[Dataset excerpts — start]
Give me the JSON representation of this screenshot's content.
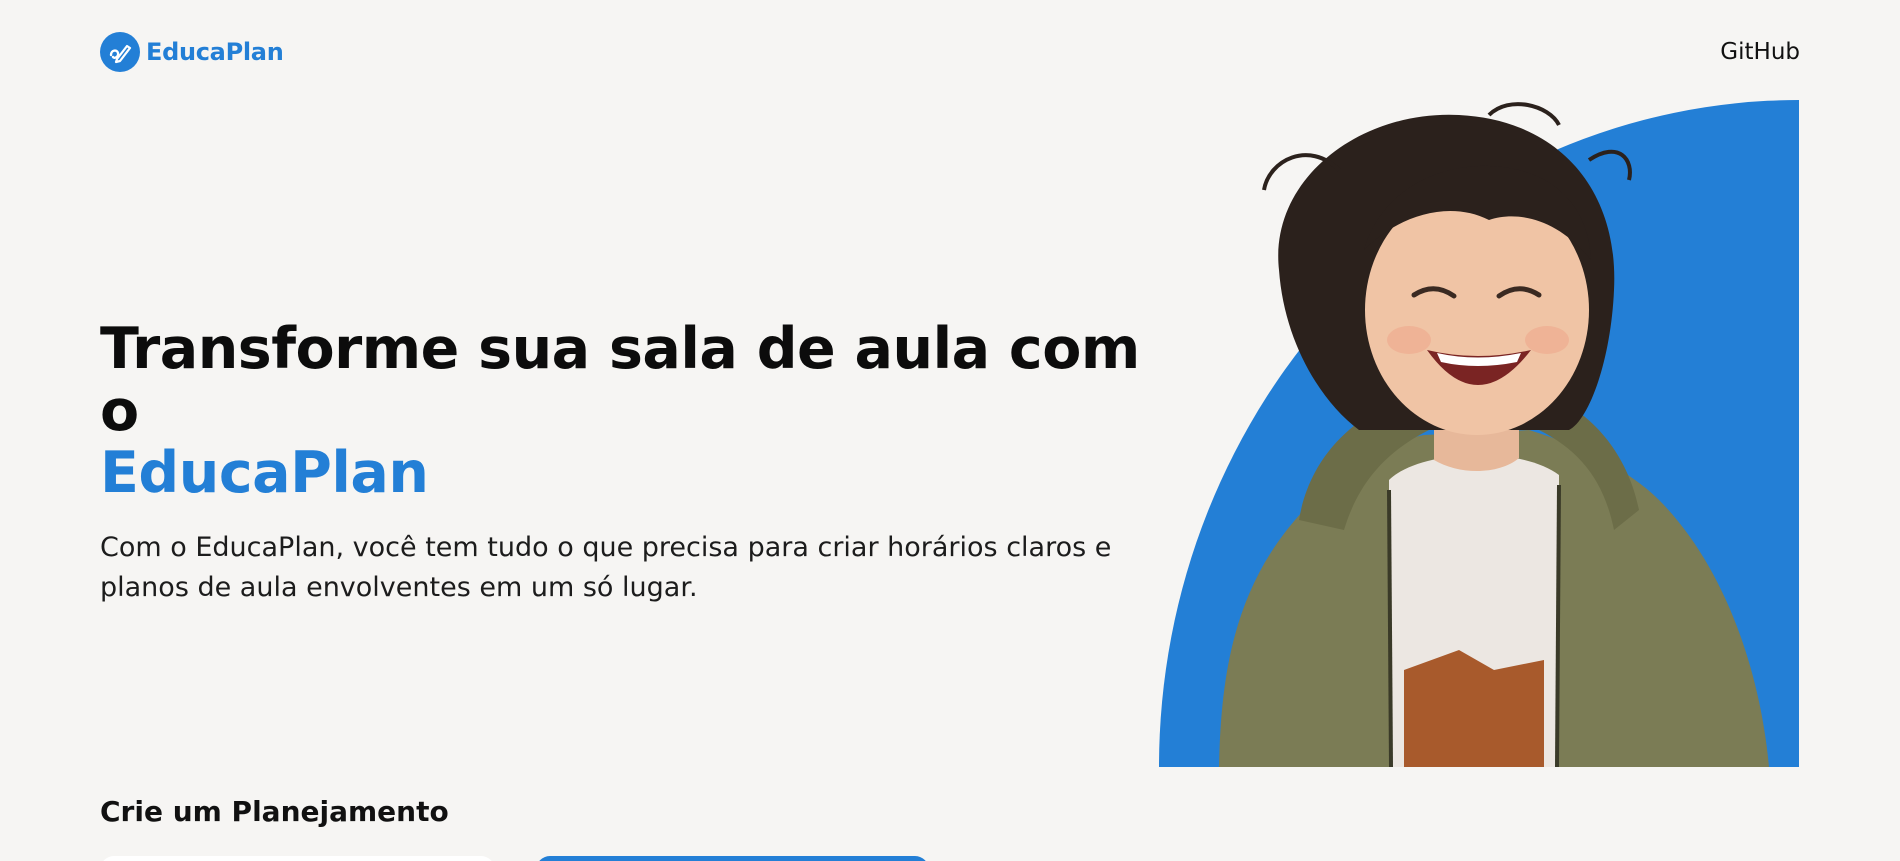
{
  "header": {
    "brand": {
      "name": "EducaPlan",
      "logo_icon": "pencil-link-icon"
    },
    "nav": {
      "github_label": "GitHub"
    }
  },
  "hero": {
    "title_line1": "Transforme sua sala de aula com o",
    "title_accent": "EducaPlan",
    "subtitle": "Com o EducaPlan, você tem tudo o que precisa para criar horários claros e planos de aula envolventes em um só lugar.",
    "image": {
      "icon": "smiling-child-photo",
      "backdrop": "blue-quarter-circle"
    }
  },
  "section": {
    "title": "Crie um Planejamento"
  },
  "colors": {
    "accent": "#237fd6",
    "background": "#f6f5f3",
    "text": "#111111",
    "jacket": "#7b7c55",
    "hair": "#2b211c"
  }
}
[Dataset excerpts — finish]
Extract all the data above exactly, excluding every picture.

Give me the JSON representation of this screenshot's content.
{
  "header": {
    "brand": {
      "name": "EducaPlan",
      "logo_icon": "pencil-link-icon"
    },
    "nav": {
      "github_label": "GitHub"
    }
  },
  "hero": {
    "title_line1": "Transforme sua sala de aula com o",
    "title_accent": "EducaPlan",
    "subtitle": "Com o EducaPlan, você tem tudo o que precisa para criar horários claros e planos de aula envolventes em um só lugar.",
    "image": {
      "icon": "smiling-child-photo",
      "backdrop": "blue-quarter-circle"
    }
  },
  "section": {
    "title": "Crie um Planejamento"
  },
  "colors": {
    "accent": "#237fd6",
    "background": "#f6f5f3",
    "text": "#111111",
    "jacket": "#7b7c55",
    "hair": "#2b211c"
  }
}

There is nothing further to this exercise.